(Items from a data source)
"""

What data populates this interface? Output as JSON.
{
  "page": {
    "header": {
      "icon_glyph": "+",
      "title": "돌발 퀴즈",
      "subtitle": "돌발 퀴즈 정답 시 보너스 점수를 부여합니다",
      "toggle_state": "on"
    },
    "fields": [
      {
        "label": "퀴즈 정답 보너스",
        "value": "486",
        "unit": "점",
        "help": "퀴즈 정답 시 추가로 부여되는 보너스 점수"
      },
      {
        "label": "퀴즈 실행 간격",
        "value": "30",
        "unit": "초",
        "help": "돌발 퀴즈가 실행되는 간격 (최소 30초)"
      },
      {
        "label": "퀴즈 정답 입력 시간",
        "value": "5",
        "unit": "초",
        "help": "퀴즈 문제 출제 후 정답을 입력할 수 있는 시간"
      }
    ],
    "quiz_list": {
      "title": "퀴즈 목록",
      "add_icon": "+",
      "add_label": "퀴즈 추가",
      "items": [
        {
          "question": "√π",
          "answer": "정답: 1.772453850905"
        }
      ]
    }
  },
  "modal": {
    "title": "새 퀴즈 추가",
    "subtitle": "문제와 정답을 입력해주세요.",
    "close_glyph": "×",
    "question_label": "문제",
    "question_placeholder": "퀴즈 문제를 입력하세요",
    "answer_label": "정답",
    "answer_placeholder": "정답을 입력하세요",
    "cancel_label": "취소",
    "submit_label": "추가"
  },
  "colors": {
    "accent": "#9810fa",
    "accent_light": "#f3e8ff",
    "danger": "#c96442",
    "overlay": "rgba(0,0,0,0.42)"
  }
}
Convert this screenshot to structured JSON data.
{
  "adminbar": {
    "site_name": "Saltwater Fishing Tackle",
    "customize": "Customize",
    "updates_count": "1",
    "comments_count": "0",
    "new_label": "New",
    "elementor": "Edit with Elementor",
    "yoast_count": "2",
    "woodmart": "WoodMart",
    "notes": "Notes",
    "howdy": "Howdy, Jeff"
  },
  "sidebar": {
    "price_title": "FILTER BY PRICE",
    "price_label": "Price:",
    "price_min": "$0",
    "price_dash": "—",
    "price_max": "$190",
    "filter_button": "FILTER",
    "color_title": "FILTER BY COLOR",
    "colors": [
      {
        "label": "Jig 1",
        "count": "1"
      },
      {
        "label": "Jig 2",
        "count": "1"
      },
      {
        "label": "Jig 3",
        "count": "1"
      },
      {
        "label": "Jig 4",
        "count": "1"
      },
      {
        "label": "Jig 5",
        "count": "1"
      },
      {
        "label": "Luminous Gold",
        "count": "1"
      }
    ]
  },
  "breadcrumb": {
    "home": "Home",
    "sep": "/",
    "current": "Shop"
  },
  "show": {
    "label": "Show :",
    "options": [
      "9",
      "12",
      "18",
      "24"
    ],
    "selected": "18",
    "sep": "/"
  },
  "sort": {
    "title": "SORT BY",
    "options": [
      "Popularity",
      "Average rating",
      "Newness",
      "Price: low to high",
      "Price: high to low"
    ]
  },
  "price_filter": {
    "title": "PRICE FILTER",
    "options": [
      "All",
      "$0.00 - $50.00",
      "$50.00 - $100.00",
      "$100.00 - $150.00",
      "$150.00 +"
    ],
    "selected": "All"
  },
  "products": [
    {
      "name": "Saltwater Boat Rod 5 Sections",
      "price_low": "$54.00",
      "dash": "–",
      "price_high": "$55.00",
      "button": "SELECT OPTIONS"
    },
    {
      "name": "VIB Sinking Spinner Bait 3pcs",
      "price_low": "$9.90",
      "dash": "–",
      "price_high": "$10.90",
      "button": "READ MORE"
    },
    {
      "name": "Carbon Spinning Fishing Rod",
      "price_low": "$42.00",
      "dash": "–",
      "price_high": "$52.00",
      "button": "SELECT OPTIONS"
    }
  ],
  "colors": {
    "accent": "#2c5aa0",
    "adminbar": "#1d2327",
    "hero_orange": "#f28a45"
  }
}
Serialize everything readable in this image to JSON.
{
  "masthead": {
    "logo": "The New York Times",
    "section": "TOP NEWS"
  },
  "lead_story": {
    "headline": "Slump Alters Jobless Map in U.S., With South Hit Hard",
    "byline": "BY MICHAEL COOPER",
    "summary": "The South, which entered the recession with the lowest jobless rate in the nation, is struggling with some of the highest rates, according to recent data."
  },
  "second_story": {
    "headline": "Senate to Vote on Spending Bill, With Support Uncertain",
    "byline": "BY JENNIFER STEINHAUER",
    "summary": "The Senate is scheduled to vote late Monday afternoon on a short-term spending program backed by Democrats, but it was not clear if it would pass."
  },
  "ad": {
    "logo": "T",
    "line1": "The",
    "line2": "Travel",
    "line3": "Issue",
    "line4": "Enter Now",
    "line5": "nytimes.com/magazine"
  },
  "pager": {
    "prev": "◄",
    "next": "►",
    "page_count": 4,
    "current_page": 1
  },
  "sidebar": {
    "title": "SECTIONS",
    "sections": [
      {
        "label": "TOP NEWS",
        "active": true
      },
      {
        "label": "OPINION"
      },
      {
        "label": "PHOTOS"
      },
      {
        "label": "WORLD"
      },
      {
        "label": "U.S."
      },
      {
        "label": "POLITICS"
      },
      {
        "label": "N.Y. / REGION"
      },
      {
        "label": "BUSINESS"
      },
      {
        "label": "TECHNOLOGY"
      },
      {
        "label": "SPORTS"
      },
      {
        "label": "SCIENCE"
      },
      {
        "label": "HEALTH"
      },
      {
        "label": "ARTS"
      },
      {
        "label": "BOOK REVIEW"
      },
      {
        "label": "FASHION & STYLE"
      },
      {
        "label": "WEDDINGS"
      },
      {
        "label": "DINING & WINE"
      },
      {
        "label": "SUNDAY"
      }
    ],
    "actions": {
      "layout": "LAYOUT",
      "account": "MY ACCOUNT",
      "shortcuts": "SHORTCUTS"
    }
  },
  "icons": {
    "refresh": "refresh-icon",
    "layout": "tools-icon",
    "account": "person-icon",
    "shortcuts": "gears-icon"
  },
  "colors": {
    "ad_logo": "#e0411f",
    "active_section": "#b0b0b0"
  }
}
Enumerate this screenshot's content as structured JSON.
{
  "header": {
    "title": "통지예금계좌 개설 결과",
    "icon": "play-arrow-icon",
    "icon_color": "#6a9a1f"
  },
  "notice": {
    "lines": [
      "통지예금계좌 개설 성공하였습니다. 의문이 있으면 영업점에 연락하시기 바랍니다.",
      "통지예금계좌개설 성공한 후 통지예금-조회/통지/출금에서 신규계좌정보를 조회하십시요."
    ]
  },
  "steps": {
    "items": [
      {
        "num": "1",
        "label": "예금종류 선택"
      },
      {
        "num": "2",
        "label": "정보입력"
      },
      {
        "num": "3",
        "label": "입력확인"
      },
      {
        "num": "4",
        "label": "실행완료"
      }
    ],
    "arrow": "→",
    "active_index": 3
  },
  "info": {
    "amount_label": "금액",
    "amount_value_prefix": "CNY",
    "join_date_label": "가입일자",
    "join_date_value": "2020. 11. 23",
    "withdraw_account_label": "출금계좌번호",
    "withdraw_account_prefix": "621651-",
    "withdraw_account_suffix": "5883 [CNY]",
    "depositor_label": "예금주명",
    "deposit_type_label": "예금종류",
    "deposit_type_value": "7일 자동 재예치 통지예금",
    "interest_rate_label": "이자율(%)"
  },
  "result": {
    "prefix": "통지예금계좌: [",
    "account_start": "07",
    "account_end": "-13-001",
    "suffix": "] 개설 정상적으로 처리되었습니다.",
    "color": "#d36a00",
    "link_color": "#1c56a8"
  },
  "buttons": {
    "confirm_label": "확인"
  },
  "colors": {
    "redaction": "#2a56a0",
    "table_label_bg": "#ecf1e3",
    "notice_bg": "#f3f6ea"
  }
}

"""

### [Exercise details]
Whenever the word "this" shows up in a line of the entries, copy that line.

### [Your solution]
What data populates this interface? Output as JSON.
Convert this screenshot to structured JSON data.
Serialize everything readable in this image to JSON.
Enumerate this screenshot's content as structured JSON.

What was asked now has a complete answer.